Who owns the sidewalk [“Get Up, Stand Up: Burlington Wants to Make Sidewalk Sitting a Crime,” June 2]? Trespassing is already a crime. Enough laws, already.
The Politics of Parenting
Do you really want to keep kids on track [“Keeping Kids on Track,” June 9]? Give their parents a livable wage! Provide excellent subsidized childcare! Put in place a system of parental leave, as in Sweden or just across the border in Québec, insuring quality time with children without stress or fear of a loss of income or job! A single-payer health care system would help relieve the possibility of losing your home because of medical bills. As a retired public school teacher, I am sick and tired of the morbid denial rampant in our society and perpetuated by those who studiously ignore reality and collaborate with the status quo — all to protect their own status as “experts!” The evidence of the deleterious effects on children by economic distress and the lack of social programs is overwhelming, yet there is not one mention, as far as I could see, of these harsh realities in your whole bogus issue on kids. You can do better to keep Seven Days on track!
Four years ago, I would have enjoyed Erik Esckilsen’s rumination on parenting twins [“Double Vision,” June 9], but since then my experience as a father of twin girls has strayed outside the conventional mythology of child rearing. The possibility — and my reality — of raising two very differently abled twins does not appear in this article.
One of our girls has inherited an extremely rare (1 in 100,000 U.S. live births) neurological condition that kills 90 percent of her peers by their second birthday. Both girls are alive and happy today, but although the progression of the disease is unpredictable, we will not have twins to care for at some point in the future.
I would love to read this essay with parental esprit de corps — another father attempting to do right in helping two precious humans grow up simultaneously. The challenges described are unattainable dreams for us, however.

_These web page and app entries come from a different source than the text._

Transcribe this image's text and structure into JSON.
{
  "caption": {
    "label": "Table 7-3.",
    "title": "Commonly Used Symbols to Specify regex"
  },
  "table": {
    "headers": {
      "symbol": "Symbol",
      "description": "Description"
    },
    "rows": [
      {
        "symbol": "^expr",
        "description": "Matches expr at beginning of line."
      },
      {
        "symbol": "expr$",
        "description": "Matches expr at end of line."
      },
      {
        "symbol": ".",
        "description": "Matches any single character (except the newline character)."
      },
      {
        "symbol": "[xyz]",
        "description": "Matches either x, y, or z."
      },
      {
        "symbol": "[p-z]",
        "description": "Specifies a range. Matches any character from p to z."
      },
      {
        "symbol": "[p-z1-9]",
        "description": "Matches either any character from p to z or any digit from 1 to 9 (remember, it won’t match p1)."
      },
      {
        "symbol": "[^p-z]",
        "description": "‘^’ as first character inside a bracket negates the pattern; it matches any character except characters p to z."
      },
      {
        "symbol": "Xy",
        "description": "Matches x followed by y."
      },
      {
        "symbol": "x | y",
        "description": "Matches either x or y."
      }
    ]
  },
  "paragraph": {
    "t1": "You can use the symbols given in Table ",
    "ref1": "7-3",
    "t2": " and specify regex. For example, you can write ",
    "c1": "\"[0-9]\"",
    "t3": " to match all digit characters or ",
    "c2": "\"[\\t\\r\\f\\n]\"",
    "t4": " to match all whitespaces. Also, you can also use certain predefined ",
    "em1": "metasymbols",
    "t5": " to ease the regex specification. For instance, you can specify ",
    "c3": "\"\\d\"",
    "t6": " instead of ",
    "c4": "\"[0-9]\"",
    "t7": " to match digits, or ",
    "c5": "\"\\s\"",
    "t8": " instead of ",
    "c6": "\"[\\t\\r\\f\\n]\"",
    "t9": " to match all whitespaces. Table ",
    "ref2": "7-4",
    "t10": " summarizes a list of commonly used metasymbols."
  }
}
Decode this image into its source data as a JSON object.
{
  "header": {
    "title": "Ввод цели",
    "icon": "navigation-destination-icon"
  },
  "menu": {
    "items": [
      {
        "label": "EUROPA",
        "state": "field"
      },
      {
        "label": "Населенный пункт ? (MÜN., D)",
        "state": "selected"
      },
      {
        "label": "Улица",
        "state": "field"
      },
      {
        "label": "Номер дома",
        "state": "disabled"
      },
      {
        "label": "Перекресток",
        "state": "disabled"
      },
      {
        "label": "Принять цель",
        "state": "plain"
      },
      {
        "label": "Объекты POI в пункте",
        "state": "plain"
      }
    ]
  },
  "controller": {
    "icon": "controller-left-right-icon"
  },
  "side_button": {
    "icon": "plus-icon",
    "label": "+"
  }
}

I appreciate the stress parents face when the growth of their families exceeds their situations and/or expectations. Nevertheless, growth in a family can be accommodated and enjoyed, whereas loss in family size is tragic. Mr. Esckilsen agrees with another father that the work of parenting twins is “exponential.” However, with a base less than one, an exponential function decreases. Please, parents of twins, as you continue to love and tend to your newer, bigger families, try to appreciate your remarkably good fortune: May the base of your exponential parenting function always be greater than one.
I couldn’t help but feel rankled by the full-page ad on the back page of the June 9 issue trumpeting the Montréal Jazz Festival as “the world’s best jazz fest.” Hyperbole though that may be (the organizers of Montreaux may quibble), it seemed like a slap in the face aimed at Burlington’s own Discover Jazz event — to which Seven Days paid homage with a cover story the week before, but which music editor Dan Bolles seems to resent almost as a personal affront. Given the paper’s sanctimonious devotion to the local community, it might’ve made a statement of loyalty to its own hometown by graciously informing Montréal Jazz the ad would indeed run — no need to turn away revenue, now, is there? — but without said overstatement.

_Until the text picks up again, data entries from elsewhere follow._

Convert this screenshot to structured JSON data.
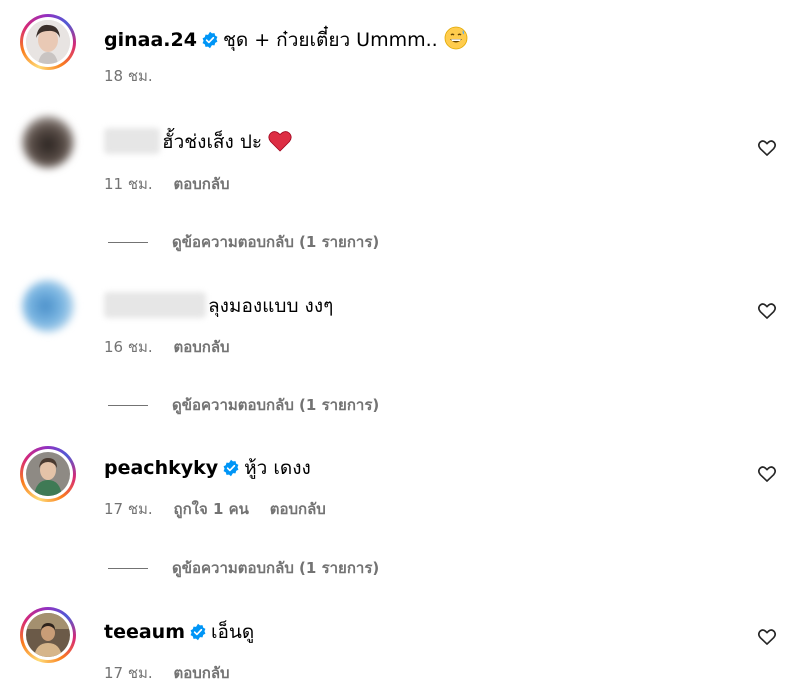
{
  "post": {
    "username": "ginaa.24",
    "caption": "ชุด + ก๋วยเตี๋ยว Ummm..",
    "time": "18 ชม."
  },
  "comments": [
    {
      "text": "ฮั้วช่งเส็ง ปะ",
      "time": "11 ชม.",
      "reply_label": "ตอบกลับ",
      "view_replies": "ดูข้อความตอบกลับ (1 รายการ)"
    },
    {
      "text": "ลุงมองแบบ งงๆ",
      "time": "16 ชม.",
      "reply_label": "ตอบกลับ",
      "view_replies": "ดูข้อความตอบกลับ (1 รายการ)"
    },
    {
      "username": "peachkyky",
      "text": "หู้ว เดงง",
      "time": "17 ชม.",
      "likes": "ถูกใจ 1 คน",
      "reply_label": "ตอบกลับ",
      "view_replies": "ดูข้อความตอบกลับ (1 รายการ)"
    },
    {
      "username": "teeaum",
      "text": "เอ็นดู",
      "time": "17 ชม.",
      "reply_label": "ตอบกลับ"
    }
  ],
  "colors": {
    "verified": "#0095f6",
    "heart_emoji": "#e0245e",
    "meta_text": "#737373"
  },
  "icons": [
    "verified-badge-icon",
    "heart-outline-icon",
    "red-heart-emoji",
    "grinning-sweat-emoji"
  ]
}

Publisher’s note: Seven Days doesn’t censor advertisements unless they promote hate or violence.
A story in last week’s paper, “Vexed Over Veggies [June 9],” stated that Burlington’s Northgate Apartments are owned by Massachusetts-based Maloney Properties. In fact, the development is resident-owned. The nonprofit Northgate Residents’ Ownership Corporation contracts with Maloney for property management services.